    Hey Mark! I know it's been forever and a day since I commented, but allow me to jump back in, now that I'm caught up.What I like: Still LOVE the color work you do. You have a defined palate which serves the story wonderfully. I'm also a big fan of your inking style. Part loose, part painterly… it really stands out to make a simple and accessible page (for example, your rendering of the train, and the backgrounds always stick out to me as being a fantastic set piece to the whole production). Mike Gold had me read "Kings In Disguise" and in a small way, this story is like a pulpy tread in the same waters, and for that I'm happy to be back on board as a reader.If I'm being constructive: The story jumps a ton, from piece to piece. I know this is largely due to the format, and in some ways can be an homage to the pulp style of storytelling, but… it's hard to be grounded by Octavious/John/LJ. While I love that he's realizing the world he was used to is not what it is anymore… and that he's trying to "find himself"– this is good. But due in part to the chopped nature of the storytelling at times, I feel like chapters 8-18 have all happened without a "beat" for him to settle, and get his barrings. So, I know it's a ton of "notes" from some punk kid, but I'm a fan through and through Mark. Kudos thus far, and I'll be recommending people check out LJ for a great romp of period pulp adventure.And the geek in me says that awesome glider better show itself again.

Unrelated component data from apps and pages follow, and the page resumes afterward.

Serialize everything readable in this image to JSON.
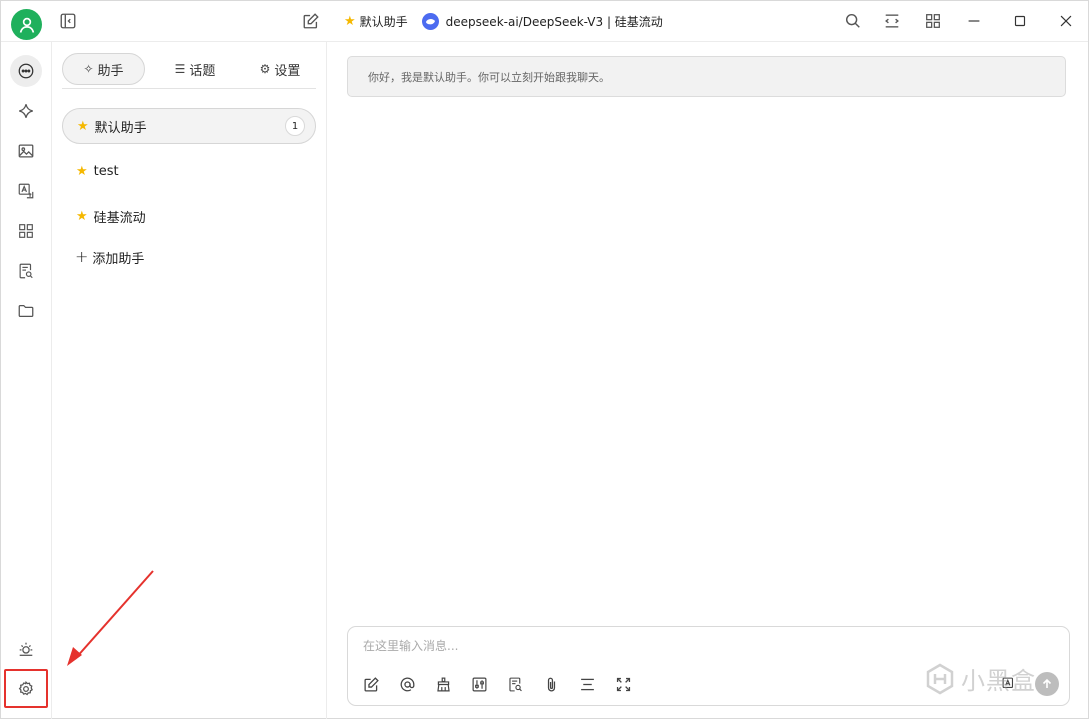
{
  "header": {
    "assistant_name": "默认助手",
    "model_label": "deepseek-ai/DeepSeek-V3 | 硅基流动"
  },
  "sidebar_rail": {
    "items": [
      "chat-icon",
      "sparkle-icon",
      "image-icon",
      "translate-icon",
      "apps-icon",
      "knowledge-icon",
      "folder-icon"
    ],
    "bottom": [
      "theme-sun-icon",
      "gear-icon"
    ]
  },
  "panel": {
    "tabs": [
      {
        "label": "助手",
        "icon": "sparkle-icon"
      },
      {
        "label": "话题",
        "icon": "list-icon"
      },
      {
        "label": "设置",
        "icon": "gear-icon"
      }
    ],
    "assistants": [
      {
        "name": "默认助手",
        "badge": "1"
      },
      {
        "name": "test"
      },
      {
        "name": "硅基流动"
      }
    ],
    "add_label": "添加助手"
  },
  "chat": {
    "greeting": "你好，我是默认助手。你可以立刻开始跟我聊天。",
    "input_placeholder": "在这里输入消息..."
  },
  "watermark": {
    "text": "小黑盒"
  },
  "colors": {
    "avatar": "#1fb05c",
    "star": "#f5b800",
    "highlight": "#e5322d",
    "model_logo": "#4c6bf0"
  }
}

    • MARK WHEATLEY says:

      Thanks for the comments, Marc. I think I know what you're talking about – Bob and I were thinking that the only thing that would turn Octavius from his path would be a long series of slaps in the face. He's just such a strong willed character. And it is pulp style. Have you read THE SPIDER? I think we take it pretty easy compared to that. But I would be lying it I didn't say that Bob and I are constantly aware that we might be pushing too far one way or another. But damn it, Jim – it we're not here to push it, then why?

      • Marc Alan Fishman says:

        yes, I'm familiar with the Spider, for sure. Yes, the constant slaps in the face certainly push Octavius down this new path… and it's forcing him to find the new hero within… It's a great hook for some fun pulp. But I'm afraid the evil Scion is not far away…. dun dun dun…..

        • MARK WHEATLEY says:

          Scion? Who? :)

          • Marc Alan Fishman says:

            You just got me. For a second I was like… "the villain in issue 2… it's Scion… isn't it?" and then proceeded to re-read half the story. Well played Mark, well played.